= Exercise details =
Please return all lines of the data below containing the string "likes".

= Extracted data =
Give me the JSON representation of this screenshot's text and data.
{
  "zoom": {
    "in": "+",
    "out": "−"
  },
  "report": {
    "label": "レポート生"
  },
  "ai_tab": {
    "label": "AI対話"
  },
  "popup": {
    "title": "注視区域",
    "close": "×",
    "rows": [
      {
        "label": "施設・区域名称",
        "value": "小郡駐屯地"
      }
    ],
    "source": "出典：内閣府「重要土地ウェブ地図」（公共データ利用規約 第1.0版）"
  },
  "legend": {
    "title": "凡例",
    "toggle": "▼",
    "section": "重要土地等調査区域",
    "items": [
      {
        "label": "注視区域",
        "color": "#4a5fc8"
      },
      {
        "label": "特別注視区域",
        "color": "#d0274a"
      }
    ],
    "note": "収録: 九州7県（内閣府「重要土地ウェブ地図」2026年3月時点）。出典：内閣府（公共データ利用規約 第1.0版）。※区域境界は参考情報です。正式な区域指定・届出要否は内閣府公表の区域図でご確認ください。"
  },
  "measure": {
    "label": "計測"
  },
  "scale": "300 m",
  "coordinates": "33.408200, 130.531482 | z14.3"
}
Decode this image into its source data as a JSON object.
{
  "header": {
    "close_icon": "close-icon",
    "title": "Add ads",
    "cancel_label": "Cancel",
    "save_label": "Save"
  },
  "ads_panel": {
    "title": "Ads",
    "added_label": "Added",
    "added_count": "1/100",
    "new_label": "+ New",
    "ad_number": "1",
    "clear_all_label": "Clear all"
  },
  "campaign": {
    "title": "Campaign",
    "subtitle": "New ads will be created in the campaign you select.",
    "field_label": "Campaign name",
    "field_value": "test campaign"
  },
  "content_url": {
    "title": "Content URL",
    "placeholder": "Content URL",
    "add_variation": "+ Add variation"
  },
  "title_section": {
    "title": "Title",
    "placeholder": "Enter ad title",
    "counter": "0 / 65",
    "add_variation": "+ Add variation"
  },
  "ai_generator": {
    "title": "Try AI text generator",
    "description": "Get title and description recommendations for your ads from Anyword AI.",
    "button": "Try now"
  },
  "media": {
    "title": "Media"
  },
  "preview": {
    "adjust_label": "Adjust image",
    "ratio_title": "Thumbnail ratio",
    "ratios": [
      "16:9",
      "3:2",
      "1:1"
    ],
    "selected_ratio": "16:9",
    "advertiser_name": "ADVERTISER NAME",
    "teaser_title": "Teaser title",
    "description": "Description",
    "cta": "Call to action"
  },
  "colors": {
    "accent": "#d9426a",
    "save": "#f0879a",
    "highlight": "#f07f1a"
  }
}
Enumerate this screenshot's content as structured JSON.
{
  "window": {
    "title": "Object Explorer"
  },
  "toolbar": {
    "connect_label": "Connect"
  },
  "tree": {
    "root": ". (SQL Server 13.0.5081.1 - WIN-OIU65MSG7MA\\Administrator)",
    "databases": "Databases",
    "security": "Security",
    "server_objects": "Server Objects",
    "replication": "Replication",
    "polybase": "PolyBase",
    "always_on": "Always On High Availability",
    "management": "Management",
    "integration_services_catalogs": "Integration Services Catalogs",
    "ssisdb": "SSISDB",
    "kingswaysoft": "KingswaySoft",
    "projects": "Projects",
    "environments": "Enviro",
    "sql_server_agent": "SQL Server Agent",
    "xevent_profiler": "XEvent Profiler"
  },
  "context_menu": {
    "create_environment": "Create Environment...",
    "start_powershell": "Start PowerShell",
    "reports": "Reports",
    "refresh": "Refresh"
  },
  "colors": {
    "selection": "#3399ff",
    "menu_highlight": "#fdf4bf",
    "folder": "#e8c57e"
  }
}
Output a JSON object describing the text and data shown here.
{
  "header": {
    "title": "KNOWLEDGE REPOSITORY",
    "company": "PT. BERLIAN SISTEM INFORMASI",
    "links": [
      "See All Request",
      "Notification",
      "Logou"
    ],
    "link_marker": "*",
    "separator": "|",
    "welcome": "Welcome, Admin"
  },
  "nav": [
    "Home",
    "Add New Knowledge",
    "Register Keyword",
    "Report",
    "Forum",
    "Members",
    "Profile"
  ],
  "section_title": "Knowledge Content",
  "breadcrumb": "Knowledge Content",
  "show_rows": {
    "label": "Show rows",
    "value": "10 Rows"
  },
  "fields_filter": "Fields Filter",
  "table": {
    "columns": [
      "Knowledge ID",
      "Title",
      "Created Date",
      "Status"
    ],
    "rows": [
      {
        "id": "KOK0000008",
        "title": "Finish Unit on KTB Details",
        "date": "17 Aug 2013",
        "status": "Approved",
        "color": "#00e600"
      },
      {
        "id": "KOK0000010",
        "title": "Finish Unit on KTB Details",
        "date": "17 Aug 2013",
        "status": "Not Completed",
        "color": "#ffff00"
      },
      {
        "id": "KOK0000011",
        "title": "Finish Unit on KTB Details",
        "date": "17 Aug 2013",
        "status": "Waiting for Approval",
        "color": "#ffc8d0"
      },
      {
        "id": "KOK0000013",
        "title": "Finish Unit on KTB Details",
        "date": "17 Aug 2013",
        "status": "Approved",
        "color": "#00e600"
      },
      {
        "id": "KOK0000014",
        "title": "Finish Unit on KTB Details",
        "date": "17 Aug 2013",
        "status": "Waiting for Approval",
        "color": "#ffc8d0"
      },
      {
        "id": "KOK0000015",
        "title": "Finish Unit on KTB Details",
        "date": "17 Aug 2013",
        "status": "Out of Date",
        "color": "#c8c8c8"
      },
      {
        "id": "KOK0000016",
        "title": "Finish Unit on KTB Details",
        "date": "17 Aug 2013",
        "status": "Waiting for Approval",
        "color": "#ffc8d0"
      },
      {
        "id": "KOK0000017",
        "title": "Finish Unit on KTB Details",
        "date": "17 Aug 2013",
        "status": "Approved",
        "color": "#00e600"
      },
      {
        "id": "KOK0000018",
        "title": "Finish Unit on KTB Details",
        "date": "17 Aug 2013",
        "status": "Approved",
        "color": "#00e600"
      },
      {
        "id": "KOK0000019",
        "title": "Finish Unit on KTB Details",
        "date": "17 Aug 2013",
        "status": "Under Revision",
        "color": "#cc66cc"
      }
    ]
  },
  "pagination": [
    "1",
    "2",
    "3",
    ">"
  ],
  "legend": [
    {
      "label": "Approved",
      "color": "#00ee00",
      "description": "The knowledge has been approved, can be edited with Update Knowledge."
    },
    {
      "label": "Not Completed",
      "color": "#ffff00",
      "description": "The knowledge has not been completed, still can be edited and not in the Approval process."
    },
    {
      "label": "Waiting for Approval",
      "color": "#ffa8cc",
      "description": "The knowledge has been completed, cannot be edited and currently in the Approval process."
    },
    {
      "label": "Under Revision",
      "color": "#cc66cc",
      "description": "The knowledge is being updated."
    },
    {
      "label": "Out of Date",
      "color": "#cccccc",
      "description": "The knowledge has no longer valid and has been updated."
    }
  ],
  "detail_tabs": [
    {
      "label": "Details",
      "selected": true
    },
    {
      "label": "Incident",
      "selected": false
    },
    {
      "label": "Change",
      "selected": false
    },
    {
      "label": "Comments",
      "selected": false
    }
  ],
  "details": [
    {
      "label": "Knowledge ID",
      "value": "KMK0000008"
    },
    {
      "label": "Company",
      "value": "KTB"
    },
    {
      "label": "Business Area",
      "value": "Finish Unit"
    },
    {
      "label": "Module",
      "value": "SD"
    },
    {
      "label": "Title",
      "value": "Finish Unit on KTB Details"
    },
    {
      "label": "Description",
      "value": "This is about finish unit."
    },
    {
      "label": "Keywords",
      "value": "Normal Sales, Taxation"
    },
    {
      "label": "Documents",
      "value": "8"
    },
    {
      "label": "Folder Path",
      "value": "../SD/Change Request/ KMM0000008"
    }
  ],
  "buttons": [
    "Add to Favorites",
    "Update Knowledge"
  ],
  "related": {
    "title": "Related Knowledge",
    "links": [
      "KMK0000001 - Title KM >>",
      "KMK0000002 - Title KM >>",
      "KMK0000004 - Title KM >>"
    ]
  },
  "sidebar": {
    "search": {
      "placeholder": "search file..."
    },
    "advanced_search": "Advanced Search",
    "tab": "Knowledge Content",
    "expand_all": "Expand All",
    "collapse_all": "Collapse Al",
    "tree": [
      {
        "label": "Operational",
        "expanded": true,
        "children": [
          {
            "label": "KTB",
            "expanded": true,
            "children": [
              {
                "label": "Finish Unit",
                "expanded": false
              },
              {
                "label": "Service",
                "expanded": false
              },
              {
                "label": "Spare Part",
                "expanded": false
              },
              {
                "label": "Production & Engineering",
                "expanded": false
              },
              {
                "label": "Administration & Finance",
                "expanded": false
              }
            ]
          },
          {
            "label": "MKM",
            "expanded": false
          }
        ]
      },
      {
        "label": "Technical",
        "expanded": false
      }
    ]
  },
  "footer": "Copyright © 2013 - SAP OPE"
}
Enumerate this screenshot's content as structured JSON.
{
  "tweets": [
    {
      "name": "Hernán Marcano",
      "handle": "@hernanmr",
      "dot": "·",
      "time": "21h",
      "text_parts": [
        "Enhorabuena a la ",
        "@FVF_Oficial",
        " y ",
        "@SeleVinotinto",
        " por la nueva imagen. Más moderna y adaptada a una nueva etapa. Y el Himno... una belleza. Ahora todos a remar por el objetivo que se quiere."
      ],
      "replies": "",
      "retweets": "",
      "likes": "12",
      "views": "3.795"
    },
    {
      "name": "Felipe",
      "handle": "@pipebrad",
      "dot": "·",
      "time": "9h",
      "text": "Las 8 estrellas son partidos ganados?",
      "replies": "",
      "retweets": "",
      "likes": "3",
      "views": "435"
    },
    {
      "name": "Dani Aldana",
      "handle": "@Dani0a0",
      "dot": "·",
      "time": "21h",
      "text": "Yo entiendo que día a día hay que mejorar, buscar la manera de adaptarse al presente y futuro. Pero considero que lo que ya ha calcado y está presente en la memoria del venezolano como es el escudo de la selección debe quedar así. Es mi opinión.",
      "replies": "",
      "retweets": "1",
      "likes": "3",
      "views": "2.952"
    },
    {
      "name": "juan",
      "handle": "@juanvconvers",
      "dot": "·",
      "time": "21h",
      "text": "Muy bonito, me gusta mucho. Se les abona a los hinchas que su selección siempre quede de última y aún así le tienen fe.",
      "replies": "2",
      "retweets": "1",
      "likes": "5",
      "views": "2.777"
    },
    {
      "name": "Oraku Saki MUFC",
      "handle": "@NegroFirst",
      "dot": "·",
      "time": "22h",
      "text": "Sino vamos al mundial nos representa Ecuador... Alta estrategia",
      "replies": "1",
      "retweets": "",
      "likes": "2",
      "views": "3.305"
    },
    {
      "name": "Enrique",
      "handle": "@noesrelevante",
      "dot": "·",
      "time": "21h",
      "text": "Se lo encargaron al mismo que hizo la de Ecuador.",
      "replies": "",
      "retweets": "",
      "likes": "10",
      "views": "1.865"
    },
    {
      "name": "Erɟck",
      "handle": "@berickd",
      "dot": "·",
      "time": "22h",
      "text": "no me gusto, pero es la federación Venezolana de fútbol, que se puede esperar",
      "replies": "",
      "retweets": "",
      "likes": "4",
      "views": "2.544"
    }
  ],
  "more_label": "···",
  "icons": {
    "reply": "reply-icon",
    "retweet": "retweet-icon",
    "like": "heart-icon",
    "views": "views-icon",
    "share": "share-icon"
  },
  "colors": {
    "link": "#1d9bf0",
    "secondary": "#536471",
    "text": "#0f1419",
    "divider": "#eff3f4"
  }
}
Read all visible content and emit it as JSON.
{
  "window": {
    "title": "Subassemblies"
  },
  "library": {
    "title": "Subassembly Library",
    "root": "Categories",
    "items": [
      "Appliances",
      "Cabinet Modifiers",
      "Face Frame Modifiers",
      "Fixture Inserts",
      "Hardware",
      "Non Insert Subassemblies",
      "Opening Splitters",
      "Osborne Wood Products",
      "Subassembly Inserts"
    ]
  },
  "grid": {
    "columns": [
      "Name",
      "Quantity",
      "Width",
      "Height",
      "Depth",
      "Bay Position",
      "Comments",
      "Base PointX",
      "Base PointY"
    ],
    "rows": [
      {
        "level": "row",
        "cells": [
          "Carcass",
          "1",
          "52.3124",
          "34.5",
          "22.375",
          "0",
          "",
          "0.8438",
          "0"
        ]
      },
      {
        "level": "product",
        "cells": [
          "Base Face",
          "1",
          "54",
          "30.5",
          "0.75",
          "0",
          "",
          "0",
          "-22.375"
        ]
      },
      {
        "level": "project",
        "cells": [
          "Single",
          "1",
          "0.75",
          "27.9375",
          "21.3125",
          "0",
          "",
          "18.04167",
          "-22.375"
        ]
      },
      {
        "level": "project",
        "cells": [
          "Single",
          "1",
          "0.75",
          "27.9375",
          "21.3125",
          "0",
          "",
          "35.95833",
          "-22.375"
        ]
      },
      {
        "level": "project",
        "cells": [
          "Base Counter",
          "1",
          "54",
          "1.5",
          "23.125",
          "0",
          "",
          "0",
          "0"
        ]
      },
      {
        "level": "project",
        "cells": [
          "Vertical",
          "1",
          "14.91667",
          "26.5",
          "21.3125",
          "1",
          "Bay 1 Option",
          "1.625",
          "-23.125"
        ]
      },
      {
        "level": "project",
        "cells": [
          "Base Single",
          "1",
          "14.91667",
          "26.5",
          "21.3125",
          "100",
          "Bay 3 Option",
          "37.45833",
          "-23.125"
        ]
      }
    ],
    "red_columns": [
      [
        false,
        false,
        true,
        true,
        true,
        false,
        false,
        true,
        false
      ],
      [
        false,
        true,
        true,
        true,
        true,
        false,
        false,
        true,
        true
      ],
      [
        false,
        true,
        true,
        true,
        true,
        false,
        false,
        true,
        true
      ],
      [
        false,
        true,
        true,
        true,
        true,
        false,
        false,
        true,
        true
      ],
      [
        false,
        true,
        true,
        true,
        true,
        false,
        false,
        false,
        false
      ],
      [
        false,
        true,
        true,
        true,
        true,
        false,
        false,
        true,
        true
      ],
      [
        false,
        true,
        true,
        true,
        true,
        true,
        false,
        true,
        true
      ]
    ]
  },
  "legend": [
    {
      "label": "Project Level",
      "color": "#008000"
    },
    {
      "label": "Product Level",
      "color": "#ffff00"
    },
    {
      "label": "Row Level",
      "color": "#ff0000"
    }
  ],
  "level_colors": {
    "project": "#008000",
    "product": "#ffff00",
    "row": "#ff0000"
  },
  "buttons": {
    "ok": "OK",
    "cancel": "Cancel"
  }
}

= The answer =
      "likes": "12",
      "likes": "3",
      "likes": "3",
      "likes": "5",
      "likes": "2",
      "likes": "10",
      "likes": "4",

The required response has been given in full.